▶ _Task goal_
Would you set down every entry shown below, precisely as written?

Interface dataset entries:
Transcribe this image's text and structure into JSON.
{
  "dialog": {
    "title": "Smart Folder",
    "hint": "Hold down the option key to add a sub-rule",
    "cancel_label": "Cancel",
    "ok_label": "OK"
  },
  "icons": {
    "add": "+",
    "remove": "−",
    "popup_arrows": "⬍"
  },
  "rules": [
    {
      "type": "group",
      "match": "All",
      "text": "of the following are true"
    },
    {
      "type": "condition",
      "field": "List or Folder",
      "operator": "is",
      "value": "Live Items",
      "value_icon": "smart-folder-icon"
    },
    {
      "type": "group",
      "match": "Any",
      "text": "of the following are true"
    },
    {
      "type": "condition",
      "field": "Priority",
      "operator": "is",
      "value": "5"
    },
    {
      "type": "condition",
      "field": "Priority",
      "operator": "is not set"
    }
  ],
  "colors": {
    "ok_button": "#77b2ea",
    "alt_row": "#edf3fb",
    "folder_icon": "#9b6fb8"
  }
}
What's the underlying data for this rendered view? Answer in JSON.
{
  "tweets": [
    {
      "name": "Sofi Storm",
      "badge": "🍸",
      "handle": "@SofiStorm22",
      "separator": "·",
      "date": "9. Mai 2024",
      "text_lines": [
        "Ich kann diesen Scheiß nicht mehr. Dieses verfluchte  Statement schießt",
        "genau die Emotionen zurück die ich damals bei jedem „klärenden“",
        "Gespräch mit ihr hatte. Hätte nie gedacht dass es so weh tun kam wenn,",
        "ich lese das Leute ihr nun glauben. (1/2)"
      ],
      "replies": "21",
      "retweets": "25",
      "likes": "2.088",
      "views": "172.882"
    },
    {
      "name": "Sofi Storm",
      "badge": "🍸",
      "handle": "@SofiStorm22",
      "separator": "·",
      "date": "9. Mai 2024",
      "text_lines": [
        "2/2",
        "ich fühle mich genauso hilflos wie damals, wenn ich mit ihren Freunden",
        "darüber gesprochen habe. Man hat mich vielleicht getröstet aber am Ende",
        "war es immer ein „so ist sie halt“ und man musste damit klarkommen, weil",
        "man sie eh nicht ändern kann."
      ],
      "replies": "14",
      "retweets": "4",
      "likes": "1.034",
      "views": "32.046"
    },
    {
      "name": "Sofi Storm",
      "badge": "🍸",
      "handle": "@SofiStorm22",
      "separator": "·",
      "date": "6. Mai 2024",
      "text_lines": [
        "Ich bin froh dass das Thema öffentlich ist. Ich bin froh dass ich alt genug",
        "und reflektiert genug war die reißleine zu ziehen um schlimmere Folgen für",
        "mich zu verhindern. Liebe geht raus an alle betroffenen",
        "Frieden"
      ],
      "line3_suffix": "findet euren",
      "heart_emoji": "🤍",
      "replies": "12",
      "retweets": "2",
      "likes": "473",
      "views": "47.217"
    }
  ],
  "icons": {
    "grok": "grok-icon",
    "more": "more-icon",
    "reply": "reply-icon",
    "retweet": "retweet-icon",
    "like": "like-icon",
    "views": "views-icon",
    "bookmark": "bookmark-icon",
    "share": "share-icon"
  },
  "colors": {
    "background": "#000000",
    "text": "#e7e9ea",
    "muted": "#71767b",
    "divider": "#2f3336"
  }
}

▶ _The completed task_
Transcribe this image's text and structure into JSON.
{
  "dialog": {
    "title": "Smart Folder",
    "hint": "Hold down the option key to add a sub-rule",
    "cancel_label": "Cancel",
    "ok_label": "OK"
  },
  "icons": {
    "add": "+",
    "remove": "−",
    "popup_arrows": "⬍"
  },
  "rules": [
    {
      "type": "group",
      "match": "All",
      "text": "of the following are true"
    },
    {
      "type": "condition",
      "field": "List or Folder",
      "operator": "is",
      "value": "Live Items",
      "value_icon": "smart-folder-icon"
    },
    {
      "type": "group",
      "match": "Any",
      "text": "of the following are true"
    },
    {
      "type": "condition",
      "field": "Priority",
      "operator": "is",
      "value": "5"
    },
    {
      "type": "condition",
      "field": "Priority",
      "operator": "is not set"
    }
  ],
  "colors": {
    "ok_button": "#77b2ea",
    "alt_row": "#edf3fb",
    "folder_icon": "#9b6fb8"
  }
}
What's the underlying data for this rendered view? Answer in JSON.
{
  "tweets": [
    {
      "name": "Sofi Storm",
      "badge": "🍸",
      "handle": "@SofiStorm22",
      "separator": "·",
      "date": "9. Mai 2024",
      "text_lines": [
        "Ich kann diesen Scheiß nicht mehr. Dieses verfluchte  Statement schießt",
        "genau die Emotionen zurück die ich damals bei jedem „klärenden“",
        "Gespräch mit ihr hatte. Hätte nie gedacht dass es so weh tun kam wenn,",
        "ich lese das Leute ihr nun glauben. (1/2)"
      ],
      "replies": "21",
      "retweets": "25",
      "likes": "2.088",
      "views": "172.882"
    },
    {
      "name": "Sofi Storm",
      "badge": "🍸",
      "handle": "@SofiStorm22",
      "separator": "·",
      "date": "9. Mai 2024",
      "text_lines": [
        "2/2",
        "ich fühle mich genauso hilflos wie damals, wenn ich mit ihren Freunden",
        "darüber gesprochen habe. Man hat mich vielleicht getröstet aber am Ende",
        "war es immer ein „so ist sie halt“ und man musste damit klarkommen, weil",
        "man sie eh nicht ändern kann."
      ],
      "replies": "14",
      "retweets": "4",
      "likes": "1.034",
      "views": "32.046"
    },
    {
      "name": "Sofi Storm",
      "badge": "🍸",
      "handle": "@SofiStorm22",
      "separator": "·",
      "date": "6. Mai 2024",
      "text_lines": [
        "Ich bin froh dass das Thema öffentlich ist. Ich bin froh dass ich alt genug",
        "und reflektiert genug war die reißleine zu ziehen um schlimmere Folgen für",
        "mich zu verhindern. Liebe geht raus an alle betroffenen",
        "Frieden"
      ],
      "line3_suffix": "findet euren",
      "heart_emoji": "🤍",
      "replies": "12",
      "retweets": "2",
      "likes": "473",
      "views": "47.217"
    }
  ],
  "icons": {
    "grok": "grok-icon",
    "more": "more-icon",
    "reply": "reply-icon",
    "retweet": "retweet-icon",
    "like": "like-icon",
    "views": "views-icon",
    "bookmark": "bookmark-icon",
    "share": "share-icon"
  },
  "colors": {
    "background": "#000000",
    "text": "#e7e9ea",
    "muted": "#71767b",
    "divider": "#2f3336"
  }
}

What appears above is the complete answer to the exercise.